I’ve made brief references to the death penalty on this blog, but never put together a clear presentation of Biblical teaching on the subject. That was remiss on my part — in general, clear teaching should come before brief comments. In this post, I’ll attempt to begin to rectify that error.
The Death Penalty Before Moses
5 And surely your blood of your lives will I require; at the hand of every beast will I require it, and at the hand of man; at the hand of every man’s brother will I require the life of man.
6 Whoso sheddeth man’s blood, by man shall his blood be shed: for in the image of God made he man.
This is in God’s covenant with Noah, who represented surviving mankind after the flood. The teaching is very clear — man is responsible to shed the blood of a murderer — to carry out the death penalty. The reason given still applies today: man is made in God’s image.
- The victim is in God’s image, of immeasurable worth. James 3:9 links the way we treat God’s image with how we treat God Himself.
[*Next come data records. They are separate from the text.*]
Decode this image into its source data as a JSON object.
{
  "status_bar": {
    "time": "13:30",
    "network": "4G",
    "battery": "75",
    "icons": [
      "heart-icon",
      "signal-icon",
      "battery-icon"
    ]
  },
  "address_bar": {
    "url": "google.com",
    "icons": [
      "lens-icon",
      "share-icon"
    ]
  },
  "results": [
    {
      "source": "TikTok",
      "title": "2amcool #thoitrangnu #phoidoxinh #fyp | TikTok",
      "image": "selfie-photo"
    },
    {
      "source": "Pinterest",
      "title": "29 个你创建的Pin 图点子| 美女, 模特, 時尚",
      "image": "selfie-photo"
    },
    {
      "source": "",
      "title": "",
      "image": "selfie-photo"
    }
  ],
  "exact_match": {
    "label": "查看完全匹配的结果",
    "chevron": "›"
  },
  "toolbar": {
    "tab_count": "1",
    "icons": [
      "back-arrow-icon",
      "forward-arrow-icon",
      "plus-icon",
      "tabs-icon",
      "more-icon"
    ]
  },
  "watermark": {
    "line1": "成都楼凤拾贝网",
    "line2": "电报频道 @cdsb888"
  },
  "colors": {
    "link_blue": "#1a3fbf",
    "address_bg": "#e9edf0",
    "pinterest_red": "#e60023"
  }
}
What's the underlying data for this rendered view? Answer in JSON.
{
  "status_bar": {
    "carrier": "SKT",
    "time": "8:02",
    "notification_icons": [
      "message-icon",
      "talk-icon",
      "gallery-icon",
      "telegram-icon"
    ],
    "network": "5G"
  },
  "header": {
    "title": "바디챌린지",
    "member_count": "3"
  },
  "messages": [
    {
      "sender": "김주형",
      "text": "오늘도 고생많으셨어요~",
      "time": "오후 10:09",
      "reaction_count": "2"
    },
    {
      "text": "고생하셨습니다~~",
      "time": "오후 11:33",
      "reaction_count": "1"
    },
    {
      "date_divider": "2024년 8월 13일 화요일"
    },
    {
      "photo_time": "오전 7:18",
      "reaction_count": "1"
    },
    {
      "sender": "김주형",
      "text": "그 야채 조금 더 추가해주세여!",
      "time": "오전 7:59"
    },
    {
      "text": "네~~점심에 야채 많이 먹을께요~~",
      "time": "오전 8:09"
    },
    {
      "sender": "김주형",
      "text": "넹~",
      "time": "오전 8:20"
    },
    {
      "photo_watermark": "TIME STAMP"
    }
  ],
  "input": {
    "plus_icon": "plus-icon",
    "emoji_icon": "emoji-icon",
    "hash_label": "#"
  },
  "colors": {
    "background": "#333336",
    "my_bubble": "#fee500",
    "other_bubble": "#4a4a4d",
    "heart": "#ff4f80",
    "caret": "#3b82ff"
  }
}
Capital punishment is warranted for murder because of the seriousness of the crime against God’s image in the victim.
- The judge(s) are in God’s image. God is holy, and by His very nature executes righteous judgment. His mercy comes not by diminishing punishment, but by bearing it. Capital punishment is necessary because those tasked with administering justice are in God’s image and should reflect God’s justice and holiness. Restitution is impossible for murder, so justice demands an equal punishment.
- The killer also is in the image of God. He is a moral agent, knowing right and wrong. He has sinned against God’s image in himself to such an extent that the only fitting punishment is death.
Note that the reason given for the death penalty is timeless — man is as much in God’s image today as he was in Genesis 9.
Declared Again Through Moses
Before the giving of the Law:
12 And thou shalt set bounds unto the people round about, saying, Take heed to yourselves, that ye go not up into the mount, or touch the border of it: whosoever toucheth the mount shall be surely put to death:
13 There shall not an hand touch it, but he shall surely be stoned, or shot through; whether it be beast or man, it shall not live: when the trumpet soundeth long, they shall come up to the mount.
In the Law itself (this is one of multiple places):
He that smiteth a man, so that he die, shall be surely put to death.
Carried out by Prophets
I Samuel 15:33
And Samuel said, As thy sword hath made women childless, so shall thy mother be childless among women. And Samuel hewed Agag in pieces before the LORD in Gilgal.
I Kings 18:40
And Elijah said unto them, Take the prophets of Baal; let not one of them escape. And they took them: and Elijah brought them down to the brook Kishon, and slew them there.
Both Samuel and Elijah personally executed the death penalty that God instituted. God commanded and fully endorsed capital punishment in the Old Testament, over and over again.
Capital Punishment Confirmed in the New Testament
Jesus rarely taught on the responsibilities of government. His teaching called individuals to believe, repent, and obey. But we see several statements like the following in His parables. Here He speaks of capital punishment as appropriate justice for those who commit great crimes — something we would not expect if He opposed the death penalty.
6 And the remnant took his servants, and entreated them spitefully, and slew them.
7 But when the king heard thereof, he was wroth: and he sent forth his armies, and destroyed those murderers, and burned up their city.
In his appeal in Acts 25, Paul endorsed the death penalty by accepting the jurisdiction of Caesar, who thought nothing of executing prisoners. But Paul goes further, saying he would willingly accept the death penalty if found guilty of a capital crime.
10 Then said Paul, I stand at Caesar’s judgment seat, where I ought to be judged: to the Jews have I done no wrong, as thou very well knowest.
11 For if I be an offender, or have committed any thing worthy of death, I refuse not to die: but if there be none of these things whereof these accuse me, no man may deliver me unto them. I appeal unto Caesar.
In Romans 13, in describing governmental authority, Paul says the government is to be a servant of God to bear the sword, “to execute wrath” against evildoers. “Bear the sword” means that force, up to and including deadly force, is the proper role of government as God’s “minister.”
For he is the minister of God to thee for good. But if thou do that which is evil, be afraid; for he beareth not the sword in vain: for he is the minister of God, a revenger to execute wrath upon him that doeth evil.
So we see capital punishment throughout the Bible. It appears before the Old Testament Law, in the Law itself, and is directly executed by prophets. It is accepted as normal justice by Christ in His parables and endorsed in Acts and the Epistles. If all Scripture is God-inspired, then God commanded the death penalty in the Old Testament, and rather than overturning it in the New, He provided further endorsement of it.
Many in this country, Christians or otherwise, oppose the death penalty. Some do so because of the words of Jesus in John 8, or because of the fear of abuses. Many do not fully understand the reasons for the death penalty, and so they look at potential problems instead. Lord willing, I’ll try to address these things in coming posts.